Neurophysiological Characteristics Of Restless Legs Syndrome In Parkinson’s Disease
Aim of the study: To investigate the neurophysiological features of restless legs syndrome (RLS) in Parkinson’s disease (PD).
Methods: We used International RLS Severity Scale and investigated somatosensory evoked potentials (SEPs), blink reflex (BR) and sympathetic skin response (SSR). 75 patients with PD were examined at the age of 40-70 years: 36 with RLS (RSL+) and 39 – without RLS (RLS-). 30 healthy individuals were included in the control group.
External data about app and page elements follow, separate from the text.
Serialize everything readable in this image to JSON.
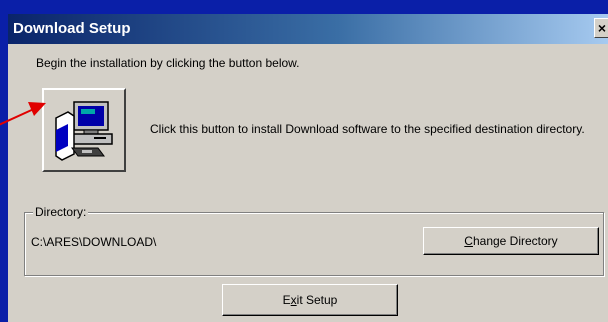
{
  "window": {
    "title": "Download Setup",
    "close_label": "×"
  },
  "intro_text": "Begin the installation by clicking the button below.",
  "install": {
    "description": "Click this button to install Download software to the specified destination directory."
  },
  "directory": {
    "legend": "Directory:",
    "path": "C:\\ARES\\DOWNLOAD\\",
    "change_button": {
      "prefix": "",
      "mnemonic": "C",
      "suffix": "hange Directory"
    }
  },
  "exit_button": {
    "prefix": "E",
    "mnemonic": "x",
    "suffix": "it Setup"
  },
  "colors": {
    "desktop": "#0a1fa8",
    "title_gradient_start": "#0a246a",
    "title_gradient_end": "#a6caf0",
    "face": "#d4d0c8",
    "arrow": "#e00000"
  },
  "icons": {
    "install": "computer-setup-icon",
    "close": "close-icon",
    "arrow": "red-arrow-icon"
  }
}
Results: SEPs study revealed that in the RLS+, the inter-peak intervals (IPI) N9–N13, N11–N13 were significantly shorter and the IPI N13-N20 was longer as compared with the RLS- group. A significant increase in the amplitudes N20-P23 and N13-P18 was observed in the RLS+, which reflects sensitization processes in patients with RLS. A trend to hyperexcitability responses of BR was observed, which can reflect insufficiency of the inhibitory mechanisms at the segmental level and deficiency of supraspinal descending control in PD patients with RLS. SSR study revealed prolonged latency and an increase in the amplitude in the RLS+ group and positive correlation between the severity of RLS (according to International RLS Severity Scale) and SSR latency.
Conclusion: A change in the complex interaction between the peripheral, spinal and cerebral divisions of the nervous system was revealed in RLS. Identified somatosensory disturbances and changes in the brainstem and spinal reflexes probably determine the clinical features of RLS in PD.